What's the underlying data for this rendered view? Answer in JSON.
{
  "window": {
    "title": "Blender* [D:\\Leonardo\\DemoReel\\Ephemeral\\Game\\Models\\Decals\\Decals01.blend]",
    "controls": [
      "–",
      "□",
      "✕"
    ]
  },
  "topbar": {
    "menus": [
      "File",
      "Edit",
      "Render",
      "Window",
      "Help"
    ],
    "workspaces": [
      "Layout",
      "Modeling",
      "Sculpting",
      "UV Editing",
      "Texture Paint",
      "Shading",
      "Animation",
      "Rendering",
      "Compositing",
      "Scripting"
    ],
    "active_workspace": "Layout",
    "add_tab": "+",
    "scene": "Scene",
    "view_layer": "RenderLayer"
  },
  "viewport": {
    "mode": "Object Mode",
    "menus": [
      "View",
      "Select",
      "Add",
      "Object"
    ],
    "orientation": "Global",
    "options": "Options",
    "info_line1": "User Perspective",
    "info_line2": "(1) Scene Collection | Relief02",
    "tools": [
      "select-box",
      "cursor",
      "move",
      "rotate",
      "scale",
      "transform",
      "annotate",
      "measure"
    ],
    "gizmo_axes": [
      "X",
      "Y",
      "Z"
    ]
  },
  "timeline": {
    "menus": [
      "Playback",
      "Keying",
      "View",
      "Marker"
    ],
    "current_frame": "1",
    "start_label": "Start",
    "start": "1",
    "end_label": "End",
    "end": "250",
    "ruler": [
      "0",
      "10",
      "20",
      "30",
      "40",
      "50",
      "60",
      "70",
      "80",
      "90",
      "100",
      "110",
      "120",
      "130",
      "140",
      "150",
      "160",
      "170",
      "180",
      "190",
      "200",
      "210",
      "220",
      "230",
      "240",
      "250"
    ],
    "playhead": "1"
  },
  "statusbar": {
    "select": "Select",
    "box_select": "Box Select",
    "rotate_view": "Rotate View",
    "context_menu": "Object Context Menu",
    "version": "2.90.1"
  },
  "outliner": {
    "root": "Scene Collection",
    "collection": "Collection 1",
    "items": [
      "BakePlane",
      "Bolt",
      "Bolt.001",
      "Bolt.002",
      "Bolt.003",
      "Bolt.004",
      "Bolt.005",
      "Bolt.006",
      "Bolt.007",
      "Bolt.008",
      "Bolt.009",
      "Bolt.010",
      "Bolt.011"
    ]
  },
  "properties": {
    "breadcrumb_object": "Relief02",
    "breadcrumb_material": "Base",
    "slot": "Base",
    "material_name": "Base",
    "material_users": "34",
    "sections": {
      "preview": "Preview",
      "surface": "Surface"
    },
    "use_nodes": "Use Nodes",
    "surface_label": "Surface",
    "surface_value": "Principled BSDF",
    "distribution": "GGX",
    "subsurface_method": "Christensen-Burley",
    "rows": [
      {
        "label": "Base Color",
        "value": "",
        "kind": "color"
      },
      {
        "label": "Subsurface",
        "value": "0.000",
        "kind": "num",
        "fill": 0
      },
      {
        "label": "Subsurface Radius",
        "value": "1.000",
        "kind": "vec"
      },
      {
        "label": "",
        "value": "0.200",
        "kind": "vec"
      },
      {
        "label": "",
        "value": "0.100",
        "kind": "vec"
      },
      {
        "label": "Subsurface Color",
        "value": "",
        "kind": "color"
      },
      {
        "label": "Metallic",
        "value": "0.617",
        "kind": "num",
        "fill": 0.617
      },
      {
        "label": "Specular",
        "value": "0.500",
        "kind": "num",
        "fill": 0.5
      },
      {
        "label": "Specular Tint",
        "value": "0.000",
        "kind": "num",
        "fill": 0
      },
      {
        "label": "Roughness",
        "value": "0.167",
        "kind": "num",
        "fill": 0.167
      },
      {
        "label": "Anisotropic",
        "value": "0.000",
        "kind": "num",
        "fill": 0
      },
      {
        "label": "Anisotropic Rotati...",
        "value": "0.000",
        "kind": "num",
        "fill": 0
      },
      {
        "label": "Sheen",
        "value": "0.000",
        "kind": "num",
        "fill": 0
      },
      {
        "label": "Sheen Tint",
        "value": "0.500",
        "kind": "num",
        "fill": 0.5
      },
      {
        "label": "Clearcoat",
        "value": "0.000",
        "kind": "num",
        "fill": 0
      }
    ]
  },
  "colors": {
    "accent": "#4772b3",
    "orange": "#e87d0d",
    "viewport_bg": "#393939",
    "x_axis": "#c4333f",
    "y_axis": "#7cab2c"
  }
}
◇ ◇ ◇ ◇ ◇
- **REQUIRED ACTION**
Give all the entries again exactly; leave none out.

- **ANSWER TO THE EXERCISE**
What's the underlying data for this rendered view? Answer in JSON.
{
  "window": {
    "title": "Blender* [D:\\Leonardo\\DemoReel\\Ephemeral\\Game\\Models\\Decals\\Decals01.blend]",
    "controls": [
      "–",
      "□",
      "✕"
    ]
  },
  "topbar": {
    "menus": [
      "File",
      "Edit",
      "Render",
      "Window",
      "Help"
    ],
    "workspaces": [
      "Layout",
      "Modeling",
      "Sculpting",
      "UV Editing",
      "Texture Paint",
      "Shading",
      "Animation",
      "Rendering",
      "Compositing",
      "Scripting"
    ],
    "active_workspace": "Layout",
    "add_tab": "+",
    "scene": "Scene",
    "view_layer": "RenderLayer"
  },
  "viewport": {
    "mode": "Object Mode",
    "menus": [
      "View",
      "Select",
      "Add",
      "Object"
    ],
    "orientation": "Global",
    "options": "Options",
    "info_line1": "User Perspective",
    "info_line2": "(1) Scene Collection | Relief02",
    "tools": [
      "select-box",
      "cursor",
      "move",
      "rotate",
      "scale",
      "transform",
      "annotate",
      "measure"
    ],
    "gizmo_axes": [
      "X",
      "Y",
      "Z"
    ]
  },
  "timeline": {
    "menus": [
      "Playback",
      "Keying",
      "View",
      "Marker"
    ],
    "current_frame": "1",
    "start_label": "Start",
    "start": "1",
    "end_label": "End",
    "end": "250",
    "ruler": [
      "0",
      "10",
      "20",
      "30",
      "40",
      "50",
      "60",
      "70",
      "80",
      "90",
      "100",
      "110",
      "120",
      "130",
      "140",
      "150",
      "160",
      "170",
      "180",
      "190",
      "200",
      "210",
      "220",
      "230",
      "240",
      "250"
    ],
    "playhead": "1"
  },
  "statusbar": {
    "select": "Select",
    "box_select": "Box Select",
    "rotate_view": "Rotate View",
    "context_menu": "Object Context Menu",
    "version": "2.90.1"
  },
  "outliner": {
    "root": "Scene Collection",
    "collection": "Collection 1",
    "items": [
      "BakePlane",
      "Bolt",
      "Bolt.001",
      "Bolt.002",
      "Bolt.003",
      "Bolt.004",
      "Bolt.005",
      "Bolt.006",
      "Bolt.007",
      "Bolt.008",
      "Bolt.009",
      "Bolt.010",
      "Bolt.011"
    ]
  },
  "properties": {
    "breadcrumb_object": "Relief02",
    "breadcrumb_material": "Base",
    "slot": "Base",
    "material_name": "Base",
    "material_users": "34",
    "sections": {
      "preview": "Preview",
      "surface": "Surface"
    },
    "use_nodes": "Use Nodes",
    "surface_label": "Surface",
    "surface_value": "Principled BSDF",
    "distribution": "GGX",
    "subsurface_method": "Christensen-Burley",
    "rows": [
      {
        "label": "Base Color",
        "value": "",
        "kind": "color"
      },
      {
        "label": "Subsurface",
        "value": "0.000",
        "kind": "num",
        "fill": 0
      },
      {
        "label": "Subsurface Radius",
        "value": "1.000",
        "kind": "vec"
      },
      {
        "label": "",
        "value": "0.200",
        "kind": "vec"
      },
      {
        "label": "",
        "value": "0.100",
        "kind": "vec"
      },
      {
        "label": "Subsurface Color",
        "value": "",
        "kind": "color"
      },
      {
        "label": "Metallic",
        "value": "0.617",
        "kind": "num",
        "fill": 0.617
      },
      {
        "label": "Specular",
        "value": "0.500",
        "kind": "num",
        "fill": 0.5
      },
      {
        "label": "Specular Tint",
        "value": "0.000",
        "kind": "num",
        "fill": 0
      },
      {
        "label": "Roughness",
        "value": "0.167",
        "kind": "num",
        "fill": 0.167
      },
      {
        "label": "Anisotropic",
        "value": "0.000",
        "kind": "num",
        "fill": 0
      },
      {
        "label": "Anisotropic Rotati...",
        "value": "0.000",
        "kind": "num",
        "fill": 0
      },
      {
        "label": "Sheen",
        "value": "0.000",
        "kind": "num",
        "fill": 0
      },
      {
        "label": "Sheen Tint",
        "value": "0.500",
        "kind": "num",
        "fill": 0.5
      },
      {
        "label": "Clearcoat",
        "value": "0.000",
        "kind": "num",
        "fill": 0
      }
    ]
  },
  "colors": {
    "accent": "#4772b3",
    "orange": "#e87d0d",
    "viewport_bg": "#393939",
    "x_axis": "#c4333f",
    "y_axis": "#7cab2c"
  }
}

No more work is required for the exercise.